You should know this about me: I watch some TV. And by some I mean a lot. About half my favorites are on Bravo lately (I’ve said before, if they invent a Bravo chip that implants straight into the brain, I’m first in line.). Topping the list this week is Flipping Out, about obsessive perfectionist Jeff Lewis who flips multi-million dollar houses (or renovates and redesigns them) for a living with his hilarious team.
And as with most lowbrow entertainment, I can’t help but find high levels of wisdom buried within. I suppose you could call it justification for my viewing habits. (Actually…I call it that.) Well then, let’s justify some reality TV by showing the four lessons we can learn from this week’s episode of Flipping Out!
Lesson #1: Sometimes it takes two dates to know if you click. When Jeff went to meet with a client considering him for a redesign project, he compared the experience to dating: “I don’t want to go on three dates and then you decide you don’t want to date me anymore,” said Jeff. “Like, I want you to know on the first date that I’m somebody you want to see for the long-term.”
In theory, heck yeah, I’m with you. Why get dragged through long pointless dates if one of you knows it’s just not right? But the truth is, sometimes we’re off our game on the first date. Sometimes we’re caught up in the awkwardness and nervousness. Sometimes you don’t get deep enough to get to the crucial heart of the person you’re with after twenty-odd minutes of small talk. Jeff was already sold on them (well, the clients were going to pay him after all), but the clients wanted a second date. So he reluctantly went. In his case it worked out. In real life, second chances can make all the difference, too!
Lesson #2: It’s okay to get really excited—and really sad—about being single. Jenni, Jeff’s newly divorced assistant (and co-star, really), is on a new quest this season: for love. And this week, she had some big highs and big lows. First, there were moments of laugh-y excitement about a potential set-up. Later in the show, she was let down when it didn’t go through, and had a soggy-eyed moment as she helped taste-test someone else’s wedding cake. (Ugh, right?) But Jenni’s doing it right on both counts, because looking for love is like a magnified version of life: Sometimes you’re up, sometimes you’re down, but the important thing is that you feel passionately on both sides of the spectrum. It takes heart to find love, so let yourself feel it all!
Lesson #3: If you plan for failure, you’ll get it. A new character this season is Rachel, a years-old friend of Jeff’s now working as his second assistant. But things aren’t looking like she’ll be able to handle much more of the job, and she blames Jeff’s keen eye for flaws—i.e. she feels that Jeff keeps his eyes peeled for what is going wrong, which brings the wrong out. “I feel like you’re almost set up to fail with that sort of thing,” said Rachel.“Something’s bound to go wrong, especially if someone’s gunning for something to go wrong. When you ask for mistakes or when you assume there will be, there usually will be.”

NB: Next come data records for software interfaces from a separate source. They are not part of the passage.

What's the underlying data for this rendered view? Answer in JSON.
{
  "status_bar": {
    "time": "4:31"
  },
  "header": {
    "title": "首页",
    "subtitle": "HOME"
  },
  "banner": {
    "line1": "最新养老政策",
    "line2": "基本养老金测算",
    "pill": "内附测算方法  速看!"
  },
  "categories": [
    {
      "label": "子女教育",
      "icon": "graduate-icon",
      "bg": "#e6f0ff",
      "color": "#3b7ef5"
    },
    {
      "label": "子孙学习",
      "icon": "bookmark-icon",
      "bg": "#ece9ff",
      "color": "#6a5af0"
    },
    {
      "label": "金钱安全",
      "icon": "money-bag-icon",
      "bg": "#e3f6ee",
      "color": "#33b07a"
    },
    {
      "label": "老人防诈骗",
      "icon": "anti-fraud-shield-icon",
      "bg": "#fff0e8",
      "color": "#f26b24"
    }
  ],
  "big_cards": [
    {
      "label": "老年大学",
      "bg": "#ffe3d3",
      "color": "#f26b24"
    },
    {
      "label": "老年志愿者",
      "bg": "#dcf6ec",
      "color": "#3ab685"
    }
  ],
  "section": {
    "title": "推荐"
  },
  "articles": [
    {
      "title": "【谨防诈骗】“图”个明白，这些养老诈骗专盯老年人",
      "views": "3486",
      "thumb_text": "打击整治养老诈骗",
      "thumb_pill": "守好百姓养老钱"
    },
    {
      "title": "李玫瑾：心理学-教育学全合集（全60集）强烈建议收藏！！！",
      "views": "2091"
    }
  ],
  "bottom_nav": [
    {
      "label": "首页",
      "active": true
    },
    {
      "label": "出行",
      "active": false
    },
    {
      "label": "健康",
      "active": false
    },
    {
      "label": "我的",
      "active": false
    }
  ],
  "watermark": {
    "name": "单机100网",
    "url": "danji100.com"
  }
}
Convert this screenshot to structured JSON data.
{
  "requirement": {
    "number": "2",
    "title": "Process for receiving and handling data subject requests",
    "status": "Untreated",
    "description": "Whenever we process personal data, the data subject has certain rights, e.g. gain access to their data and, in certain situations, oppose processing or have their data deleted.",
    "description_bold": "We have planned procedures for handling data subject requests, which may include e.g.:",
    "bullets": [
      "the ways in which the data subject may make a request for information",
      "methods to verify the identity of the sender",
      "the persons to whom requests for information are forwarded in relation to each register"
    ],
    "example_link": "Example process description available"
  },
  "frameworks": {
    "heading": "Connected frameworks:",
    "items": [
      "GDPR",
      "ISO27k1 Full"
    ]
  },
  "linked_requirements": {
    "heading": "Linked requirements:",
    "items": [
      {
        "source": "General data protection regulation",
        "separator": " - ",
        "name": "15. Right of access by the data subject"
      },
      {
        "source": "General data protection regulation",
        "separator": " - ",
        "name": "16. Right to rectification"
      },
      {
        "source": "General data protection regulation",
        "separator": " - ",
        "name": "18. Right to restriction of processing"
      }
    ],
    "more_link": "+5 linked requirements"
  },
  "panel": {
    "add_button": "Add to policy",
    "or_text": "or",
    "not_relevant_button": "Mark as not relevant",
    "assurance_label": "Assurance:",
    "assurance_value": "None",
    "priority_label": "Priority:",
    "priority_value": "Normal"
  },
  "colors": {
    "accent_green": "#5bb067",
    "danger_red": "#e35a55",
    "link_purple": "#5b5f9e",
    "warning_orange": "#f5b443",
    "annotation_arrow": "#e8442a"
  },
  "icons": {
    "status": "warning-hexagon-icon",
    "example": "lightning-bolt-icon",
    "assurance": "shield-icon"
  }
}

She’s really onto something, so listen up! It’s kind of like when you’re driving and you point to something on the side of the road…and then realize you’re accidentally steering right toward it? In life, we can’t help but follow our focus. If all you see at the finish line is failure, you’ll run right through the rope. Ta-daaaa, you lose! So if you want to win, you have to see success at the end of the road.
Lesson #4: Brown-er salsa is better than the regular red kind. It really is, you know. Jeff threw a minor fit that Rachel only brought home four brown salsas from Baja Fresh instead of ten, and I know why. The brown salsa is the best kind! Not just at Baja Fresh, but anywhere. I think they add some smoked peppers in those, or more pepper maybe. But Jeff’s right. Always get extra brown salsa. If nothing else, that’ll make you smile.